As I have reflected on this story the question has gone through my mind: Where did John’s disciples go wrong? How did they get in a position where they were resenting Jesus’ actions? Just a few months before they witnessed John rejoicing at Jesus’ arrival. There was excitement that Jesus was the Messiah they had all been waiting for - for hundreds of years! Mark doesn’t tell us explicitly where John’s disciples went wrong, but their experience is a warning to us. It brings to mind the danger of following a person.
It has been a tendency throughout history to follow a person, a religious leader. Some have become followers of Moses, others of Mohammed, and still others Martin Luther. People say, “What they believed is what I believe.” Some of you may be familiar with the Apostles’ Creed. It’s a statement of beliefs that some claim to be straight from the 12 apostles. But to follow even the 12 apostles is to make a big mistake.
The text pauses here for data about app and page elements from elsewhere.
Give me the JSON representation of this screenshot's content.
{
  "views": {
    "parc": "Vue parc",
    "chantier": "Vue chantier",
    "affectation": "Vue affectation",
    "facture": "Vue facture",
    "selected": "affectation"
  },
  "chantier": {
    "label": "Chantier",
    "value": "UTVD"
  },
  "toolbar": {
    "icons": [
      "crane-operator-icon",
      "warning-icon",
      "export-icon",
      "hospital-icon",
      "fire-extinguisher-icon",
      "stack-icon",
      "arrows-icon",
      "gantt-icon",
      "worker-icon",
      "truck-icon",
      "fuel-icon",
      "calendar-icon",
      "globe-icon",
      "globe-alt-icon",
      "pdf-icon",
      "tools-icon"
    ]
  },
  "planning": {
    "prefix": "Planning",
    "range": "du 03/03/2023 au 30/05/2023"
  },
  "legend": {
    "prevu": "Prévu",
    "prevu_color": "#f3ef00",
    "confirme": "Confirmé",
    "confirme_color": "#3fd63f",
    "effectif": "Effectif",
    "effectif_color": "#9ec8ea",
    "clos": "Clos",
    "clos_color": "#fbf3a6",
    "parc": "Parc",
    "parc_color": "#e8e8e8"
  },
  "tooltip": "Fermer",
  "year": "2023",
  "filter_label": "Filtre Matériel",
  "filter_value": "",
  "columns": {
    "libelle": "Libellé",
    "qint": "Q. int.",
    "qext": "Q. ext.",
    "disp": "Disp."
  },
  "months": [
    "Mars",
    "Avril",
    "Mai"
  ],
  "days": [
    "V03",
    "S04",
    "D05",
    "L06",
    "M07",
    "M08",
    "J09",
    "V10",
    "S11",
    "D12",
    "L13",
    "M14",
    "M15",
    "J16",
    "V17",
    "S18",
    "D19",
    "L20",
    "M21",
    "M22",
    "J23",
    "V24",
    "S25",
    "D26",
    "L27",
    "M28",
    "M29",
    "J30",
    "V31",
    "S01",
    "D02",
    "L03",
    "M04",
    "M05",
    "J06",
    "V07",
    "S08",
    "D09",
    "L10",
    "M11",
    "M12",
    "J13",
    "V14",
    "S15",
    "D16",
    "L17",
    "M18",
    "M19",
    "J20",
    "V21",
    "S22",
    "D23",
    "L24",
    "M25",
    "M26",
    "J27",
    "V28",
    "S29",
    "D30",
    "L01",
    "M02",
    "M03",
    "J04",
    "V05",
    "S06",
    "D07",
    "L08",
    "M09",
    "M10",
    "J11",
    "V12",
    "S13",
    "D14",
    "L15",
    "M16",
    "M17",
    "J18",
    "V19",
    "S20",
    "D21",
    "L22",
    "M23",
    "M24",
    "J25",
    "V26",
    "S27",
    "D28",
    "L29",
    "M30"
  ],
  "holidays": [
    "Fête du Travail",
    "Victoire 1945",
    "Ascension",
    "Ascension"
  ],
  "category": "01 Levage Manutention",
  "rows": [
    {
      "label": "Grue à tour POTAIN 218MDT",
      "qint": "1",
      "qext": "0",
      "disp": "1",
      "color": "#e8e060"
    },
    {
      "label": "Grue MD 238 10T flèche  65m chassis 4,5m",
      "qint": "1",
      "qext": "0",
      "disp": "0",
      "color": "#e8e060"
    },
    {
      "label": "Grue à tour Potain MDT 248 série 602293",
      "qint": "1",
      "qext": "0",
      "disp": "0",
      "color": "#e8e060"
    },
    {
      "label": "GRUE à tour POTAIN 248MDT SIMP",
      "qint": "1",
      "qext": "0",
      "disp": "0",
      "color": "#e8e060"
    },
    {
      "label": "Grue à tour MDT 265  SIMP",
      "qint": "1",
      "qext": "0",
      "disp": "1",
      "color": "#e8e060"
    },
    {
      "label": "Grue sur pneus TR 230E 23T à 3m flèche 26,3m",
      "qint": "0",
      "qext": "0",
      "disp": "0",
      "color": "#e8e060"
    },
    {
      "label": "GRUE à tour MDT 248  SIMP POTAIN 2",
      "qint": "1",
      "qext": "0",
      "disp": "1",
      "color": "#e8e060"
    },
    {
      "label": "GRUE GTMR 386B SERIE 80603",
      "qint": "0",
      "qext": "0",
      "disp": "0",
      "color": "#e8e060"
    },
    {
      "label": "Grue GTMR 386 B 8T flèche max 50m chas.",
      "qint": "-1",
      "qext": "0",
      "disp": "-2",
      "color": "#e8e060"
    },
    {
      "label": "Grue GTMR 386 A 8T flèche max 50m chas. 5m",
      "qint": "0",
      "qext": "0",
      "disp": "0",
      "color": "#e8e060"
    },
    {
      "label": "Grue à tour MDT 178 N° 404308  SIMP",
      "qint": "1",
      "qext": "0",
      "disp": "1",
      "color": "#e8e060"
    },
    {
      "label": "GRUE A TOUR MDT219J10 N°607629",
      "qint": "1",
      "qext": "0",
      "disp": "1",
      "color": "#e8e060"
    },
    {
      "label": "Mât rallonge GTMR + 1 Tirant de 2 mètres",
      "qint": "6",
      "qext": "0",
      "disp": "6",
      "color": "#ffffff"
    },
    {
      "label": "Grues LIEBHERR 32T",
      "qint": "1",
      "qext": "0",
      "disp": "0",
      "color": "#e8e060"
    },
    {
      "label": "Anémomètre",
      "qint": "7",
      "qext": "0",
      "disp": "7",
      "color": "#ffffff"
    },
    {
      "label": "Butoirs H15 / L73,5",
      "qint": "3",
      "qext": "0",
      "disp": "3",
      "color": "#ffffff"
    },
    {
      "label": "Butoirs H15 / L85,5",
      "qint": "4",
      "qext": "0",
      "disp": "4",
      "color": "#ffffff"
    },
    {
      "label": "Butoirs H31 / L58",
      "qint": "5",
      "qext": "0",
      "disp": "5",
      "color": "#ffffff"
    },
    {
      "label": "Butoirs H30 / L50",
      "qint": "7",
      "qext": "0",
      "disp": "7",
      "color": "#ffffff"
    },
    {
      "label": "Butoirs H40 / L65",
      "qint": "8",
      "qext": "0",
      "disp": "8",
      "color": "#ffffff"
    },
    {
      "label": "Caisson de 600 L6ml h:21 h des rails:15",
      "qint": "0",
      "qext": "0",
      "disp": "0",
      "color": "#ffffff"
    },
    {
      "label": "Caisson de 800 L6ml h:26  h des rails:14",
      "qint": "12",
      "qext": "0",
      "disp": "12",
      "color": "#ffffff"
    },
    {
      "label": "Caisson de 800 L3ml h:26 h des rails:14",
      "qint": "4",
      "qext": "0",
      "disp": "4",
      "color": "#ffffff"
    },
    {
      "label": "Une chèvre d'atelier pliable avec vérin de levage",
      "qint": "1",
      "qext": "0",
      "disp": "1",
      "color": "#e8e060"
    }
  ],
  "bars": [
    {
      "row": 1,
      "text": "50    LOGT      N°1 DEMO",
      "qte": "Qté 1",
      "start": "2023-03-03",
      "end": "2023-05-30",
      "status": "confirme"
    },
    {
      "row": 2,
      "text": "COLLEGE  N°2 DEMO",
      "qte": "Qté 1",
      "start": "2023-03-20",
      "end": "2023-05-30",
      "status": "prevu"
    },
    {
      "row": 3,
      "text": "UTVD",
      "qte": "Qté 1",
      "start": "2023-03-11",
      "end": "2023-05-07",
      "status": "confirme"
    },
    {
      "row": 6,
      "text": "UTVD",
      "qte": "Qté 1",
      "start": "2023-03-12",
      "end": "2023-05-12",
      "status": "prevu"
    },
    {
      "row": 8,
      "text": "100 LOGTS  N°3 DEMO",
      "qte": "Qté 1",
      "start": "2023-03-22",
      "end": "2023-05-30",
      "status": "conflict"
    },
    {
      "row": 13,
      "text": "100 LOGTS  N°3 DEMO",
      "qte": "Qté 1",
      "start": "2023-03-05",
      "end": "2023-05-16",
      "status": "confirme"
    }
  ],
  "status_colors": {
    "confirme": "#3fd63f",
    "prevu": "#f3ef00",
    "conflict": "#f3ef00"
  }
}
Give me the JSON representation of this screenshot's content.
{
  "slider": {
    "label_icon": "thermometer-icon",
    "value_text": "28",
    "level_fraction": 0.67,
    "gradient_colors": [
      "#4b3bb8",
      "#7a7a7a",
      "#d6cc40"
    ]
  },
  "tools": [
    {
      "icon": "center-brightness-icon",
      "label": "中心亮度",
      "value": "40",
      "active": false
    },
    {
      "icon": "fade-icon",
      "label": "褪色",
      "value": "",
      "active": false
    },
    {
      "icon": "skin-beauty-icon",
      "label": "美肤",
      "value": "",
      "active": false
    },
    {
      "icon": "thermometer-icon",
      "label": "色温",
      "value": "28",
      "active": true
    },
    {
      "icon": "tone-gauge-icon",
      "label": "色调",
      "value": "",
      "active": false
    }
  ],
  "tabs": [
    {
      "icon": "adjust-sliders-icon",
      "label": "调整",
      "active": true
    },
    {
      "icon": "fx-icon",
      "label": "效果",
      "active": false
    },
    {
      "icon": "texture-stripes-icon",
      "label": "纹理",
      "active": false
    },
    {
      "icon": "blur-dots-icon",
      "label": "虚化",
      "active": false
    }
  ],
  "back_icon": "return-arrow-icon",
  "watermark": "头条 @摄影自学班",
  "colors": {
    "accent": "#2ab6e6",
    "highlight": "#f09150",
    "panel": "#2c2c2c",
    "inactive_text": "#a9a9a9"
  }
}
There was a group of Christians in the 1800’s who resisted the tendency to follow a person. They became a strong movement that is now known as the Seventh-day Adventist Church. The Seventh-day Adventist movement is a group of people who carry on the work of those who have gone before us instead of sitting on it. Ellen White and the other Adventist pioneers built on the truth that the Reformers had taught. And by God’s grace the Seventh-day Adventist Church will continue to build upon the truth that the Adventist pioneers taught. They will continue to carry on the work of those who have gone before us.
There has been and always will be only two groups. Those who follow Jesus Christ, and those who follow something or someone else. God is looking today for people who resist the tendency to follow a person. He is looking for those who will resist the tendency to follow a set statement of beliefs. God is looking for people who will follow Jesus Christ. There is no higher position than to be a follower of Jesus Christ. You can’t get any higher than that. Jesus is the Way, the Truth, and the Life. All who follow Him will never go wrong.